(Source data)
-- Opening Marker --

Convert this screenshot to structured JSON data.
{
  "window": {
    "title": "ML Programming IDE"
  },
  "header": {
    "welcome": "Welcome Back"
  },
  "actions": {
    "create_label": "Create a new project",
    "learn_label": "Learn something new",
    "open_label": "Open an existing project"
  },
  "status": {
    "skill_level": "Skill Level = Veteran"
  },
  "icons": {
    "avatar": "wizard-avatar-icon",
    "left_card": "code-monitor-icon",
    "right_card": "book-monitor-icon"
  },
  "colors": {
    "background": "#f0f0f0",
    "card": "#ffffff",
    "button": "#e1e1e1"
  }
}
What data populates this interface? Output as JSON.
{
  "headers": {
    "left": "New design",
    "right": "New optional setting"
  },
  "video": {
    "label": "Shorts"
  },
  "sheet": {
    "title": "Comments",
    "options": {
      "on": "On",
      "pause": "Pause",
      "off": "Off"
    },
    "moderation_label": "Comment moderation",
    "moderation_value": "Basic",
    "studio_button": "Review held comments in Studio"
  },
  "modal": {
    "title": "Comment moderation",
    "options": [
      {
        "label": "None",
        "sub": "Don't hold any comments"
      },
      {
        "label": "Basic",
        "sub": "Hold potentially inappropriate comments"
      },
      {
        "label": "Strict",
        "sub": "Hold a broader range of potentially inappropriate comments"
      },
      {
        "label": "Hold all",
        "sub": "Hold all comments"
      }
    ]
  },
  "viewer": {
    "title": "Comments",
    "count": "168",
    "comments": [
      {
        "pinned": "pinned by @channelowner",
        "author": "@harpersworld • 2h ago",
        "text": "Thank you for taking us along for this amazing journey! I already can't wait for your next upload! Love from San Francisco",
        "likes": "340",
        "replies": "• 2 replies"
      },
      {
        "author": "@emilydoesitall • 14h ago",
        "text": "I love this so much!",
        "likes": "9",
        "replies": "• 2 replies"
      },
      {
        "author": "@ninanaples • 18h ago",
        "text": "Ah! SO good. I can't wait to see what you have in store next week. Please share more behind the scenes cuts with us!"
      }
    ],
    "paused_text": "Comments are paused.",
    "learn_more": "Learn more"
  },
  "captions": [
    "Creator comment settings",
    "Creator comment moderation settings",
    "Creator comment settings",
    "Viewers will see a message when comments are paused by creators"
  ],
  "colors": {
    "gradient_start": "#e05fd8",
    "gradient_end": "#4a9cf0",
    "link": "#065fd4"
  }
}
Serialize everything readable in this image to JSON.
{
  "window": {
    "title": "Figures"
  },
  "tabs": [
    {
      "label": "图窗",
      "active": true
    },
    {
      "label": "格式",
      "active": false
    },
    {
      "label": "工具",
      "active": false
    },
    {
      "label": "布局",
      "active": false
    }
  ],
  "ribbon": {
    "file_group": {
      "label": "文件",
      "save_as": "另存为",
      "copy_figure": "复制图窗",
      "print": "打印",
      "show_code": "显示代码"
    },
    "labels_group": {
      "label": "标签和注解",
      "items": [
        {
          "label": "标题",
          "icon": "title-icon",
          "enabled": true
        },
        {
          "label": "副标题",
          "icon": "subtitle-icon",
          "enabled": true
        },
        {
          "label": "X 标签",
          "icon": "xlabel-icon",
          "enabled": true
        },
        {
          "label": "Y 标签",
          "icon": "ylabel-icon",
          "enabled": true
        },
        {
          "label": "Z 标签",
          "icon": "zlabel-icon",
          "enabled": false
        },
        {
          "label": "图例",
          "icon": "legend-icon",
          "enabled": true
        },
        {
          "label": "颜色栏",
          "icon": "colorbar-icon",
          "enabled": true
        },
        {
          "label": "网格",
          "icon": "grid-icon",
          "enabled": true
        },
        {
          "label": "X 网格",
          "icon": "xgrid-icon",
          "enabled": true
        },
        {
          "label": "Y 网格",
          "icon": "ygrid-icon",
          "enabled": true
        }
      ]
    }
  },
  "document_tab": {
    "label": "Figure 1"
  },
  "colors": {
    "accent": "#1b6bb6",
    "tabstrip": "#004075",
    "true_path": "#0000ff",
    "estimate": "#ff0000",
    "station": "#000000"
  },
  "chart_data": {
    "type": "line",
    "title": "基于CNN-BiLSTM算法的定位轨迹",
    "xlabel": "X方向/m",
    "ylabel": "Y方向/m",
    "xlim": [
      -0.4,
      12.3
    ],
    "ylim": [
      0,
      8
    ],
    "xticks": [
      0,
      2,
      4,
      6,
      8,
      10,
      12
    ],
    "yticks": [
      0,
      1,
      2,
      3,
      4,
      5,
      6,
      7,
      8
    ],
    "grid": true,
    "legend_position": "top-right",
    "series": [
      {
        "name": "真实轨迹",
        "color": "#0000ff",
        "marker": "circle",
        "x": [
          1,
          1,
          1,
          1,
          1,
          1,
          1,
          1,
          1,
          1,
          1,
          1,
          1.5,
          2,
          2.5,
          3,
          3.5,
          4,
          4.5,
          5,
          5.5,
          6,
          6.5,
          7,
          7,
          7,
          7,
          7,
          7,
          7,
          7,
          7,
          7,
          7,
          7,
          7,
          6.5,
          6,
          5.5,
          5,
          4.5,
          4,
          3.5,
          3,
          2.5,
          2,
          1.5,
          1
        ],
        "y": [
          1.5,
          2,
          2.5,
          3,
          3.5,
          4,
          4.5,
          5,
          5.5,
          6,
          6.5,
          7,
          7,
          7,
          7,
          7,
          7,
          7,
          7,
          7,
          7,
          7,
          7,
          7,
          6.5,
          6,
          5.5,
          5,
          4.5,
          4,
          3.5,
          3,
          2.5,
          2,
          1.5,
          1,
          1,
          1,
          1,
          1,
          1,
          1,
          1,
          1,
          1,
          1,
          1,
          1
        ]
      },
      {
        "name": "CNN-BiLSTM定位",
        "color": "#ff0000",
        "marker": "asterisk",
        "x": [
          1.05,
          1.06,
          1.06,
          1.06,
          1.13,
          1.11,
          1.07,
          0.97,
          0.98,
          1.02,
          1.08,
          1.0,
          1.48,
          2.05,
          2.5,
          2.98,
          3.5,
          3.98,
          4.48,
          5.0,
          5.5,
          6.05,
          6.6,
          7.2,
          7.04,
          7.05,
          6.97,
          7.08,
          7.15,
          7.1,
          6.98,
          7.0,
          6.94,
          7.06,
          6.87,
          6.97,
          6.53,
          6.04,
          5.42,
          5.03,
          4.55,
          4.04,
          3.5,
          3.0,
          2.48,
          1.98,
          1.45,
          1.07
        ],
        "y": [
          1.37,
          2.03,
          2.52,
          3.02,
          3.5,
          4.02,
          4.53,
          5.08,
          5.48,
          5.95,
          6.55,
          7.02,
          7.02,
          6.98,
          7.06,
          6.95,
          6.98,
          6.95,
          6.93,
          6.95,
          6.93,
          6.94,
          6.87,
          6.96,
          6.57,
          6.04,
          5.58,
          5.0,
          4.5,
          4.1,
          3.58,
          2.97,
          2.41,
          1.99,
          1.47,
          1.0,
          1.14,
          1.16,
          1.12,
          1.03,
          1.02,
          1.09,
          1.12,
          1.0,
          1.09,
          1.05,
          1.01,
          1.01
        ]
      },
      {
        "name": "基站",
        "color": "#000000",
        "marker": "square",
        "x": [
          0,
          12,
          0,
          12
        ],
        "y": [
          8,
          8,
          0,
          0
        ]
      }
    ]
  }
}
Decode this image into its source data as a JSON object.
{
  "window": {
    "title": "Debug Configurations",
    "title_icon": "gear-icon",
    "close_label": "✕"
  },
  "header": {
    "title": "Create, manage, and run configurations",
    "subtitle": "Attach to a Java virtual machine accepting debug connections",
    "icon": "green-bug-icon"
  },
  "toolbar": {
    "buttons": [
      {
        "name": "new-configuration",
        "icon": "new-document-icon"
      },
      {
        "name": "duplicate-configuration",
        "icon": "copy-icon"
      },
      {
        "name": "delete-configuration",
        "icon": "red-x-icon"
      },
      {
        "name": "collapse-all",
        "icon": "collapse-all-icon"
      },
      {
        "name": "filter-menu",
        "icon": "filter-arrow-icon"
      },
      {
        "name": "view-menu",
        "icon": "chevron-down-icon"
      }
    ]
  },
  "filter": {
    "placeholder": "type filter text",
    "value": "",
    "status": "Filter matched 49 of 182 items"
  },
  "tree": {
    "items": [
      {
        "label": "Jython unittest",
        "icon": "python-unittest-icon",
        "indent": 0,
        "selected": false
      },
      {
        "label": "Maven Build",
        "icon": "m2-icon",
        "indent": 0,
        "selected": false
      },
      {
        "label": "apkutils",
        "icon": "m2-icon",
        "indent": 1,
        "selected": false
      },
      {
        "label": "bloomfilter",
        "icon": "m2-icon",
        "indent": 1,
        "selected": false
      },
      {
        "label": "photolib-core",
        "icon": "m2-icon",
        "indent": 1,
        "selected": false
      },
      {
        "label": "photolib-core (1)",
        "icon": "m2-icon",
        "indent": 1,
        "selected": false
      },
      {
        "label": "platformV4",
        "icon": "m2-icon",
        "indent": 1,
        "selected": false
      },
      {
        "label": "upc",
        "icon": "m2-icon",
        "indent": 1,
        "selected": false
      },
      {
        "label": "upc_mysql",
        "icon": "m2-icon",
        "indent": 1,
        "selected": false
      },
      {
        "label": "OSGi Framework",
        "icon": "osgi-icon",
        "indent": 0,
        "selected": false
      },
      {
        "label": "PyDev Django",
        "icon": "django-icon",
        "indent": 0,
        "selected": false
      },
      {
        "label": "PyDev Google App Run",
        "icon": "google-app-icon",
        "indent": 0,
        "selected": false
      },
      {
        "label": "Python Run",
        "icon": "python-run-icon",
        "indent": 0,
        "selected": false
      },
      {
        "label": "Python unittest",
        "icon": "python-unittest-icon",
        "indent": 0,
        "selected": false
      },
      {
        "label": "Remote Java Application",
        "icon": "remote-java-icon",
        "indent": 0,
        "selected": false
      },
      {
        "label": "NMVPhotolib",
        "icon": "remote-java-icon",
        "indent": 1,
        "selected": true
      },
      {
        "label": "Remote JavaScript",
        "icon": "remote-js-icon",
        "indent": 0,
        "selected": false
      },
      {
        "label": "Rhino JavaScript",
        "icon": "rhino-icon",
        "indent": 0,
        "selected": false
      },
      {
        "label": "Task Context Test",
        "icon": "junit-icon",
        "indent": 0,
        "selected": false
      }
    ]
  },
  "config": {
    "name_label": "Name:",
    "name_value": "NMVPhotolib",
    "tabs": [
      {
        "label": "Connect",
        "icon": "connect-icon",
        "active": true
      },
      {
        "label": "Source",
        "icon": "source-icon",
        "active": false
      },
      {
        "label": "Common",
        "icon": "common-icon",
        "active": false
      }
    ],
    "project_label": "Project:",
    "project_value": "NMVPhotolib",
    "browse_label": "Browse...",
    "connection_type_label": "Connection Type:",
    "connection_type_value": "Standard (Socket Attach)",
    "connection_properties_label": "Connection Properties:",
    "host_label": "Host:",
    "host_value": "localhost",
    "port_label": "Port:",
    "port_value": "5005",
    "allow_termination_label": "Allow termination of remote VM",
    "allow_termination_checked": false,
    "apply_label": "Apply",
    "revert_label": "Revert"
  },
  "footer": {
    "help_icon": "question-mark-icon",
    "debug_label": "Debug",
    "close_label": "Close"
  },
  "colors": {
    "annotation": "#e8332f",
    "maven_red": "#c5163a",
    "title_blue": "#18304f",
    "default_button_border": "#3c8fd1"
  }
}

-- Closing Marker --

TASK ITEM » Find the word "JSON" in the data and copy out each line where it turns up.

EXERCISE RESPONSE »
Convert this screenshot to structured JSON data.
What data populates this interface? Output as JSON.
Serialize everything readable in this image to JSON.
Decode this image into its source data as a JSON object.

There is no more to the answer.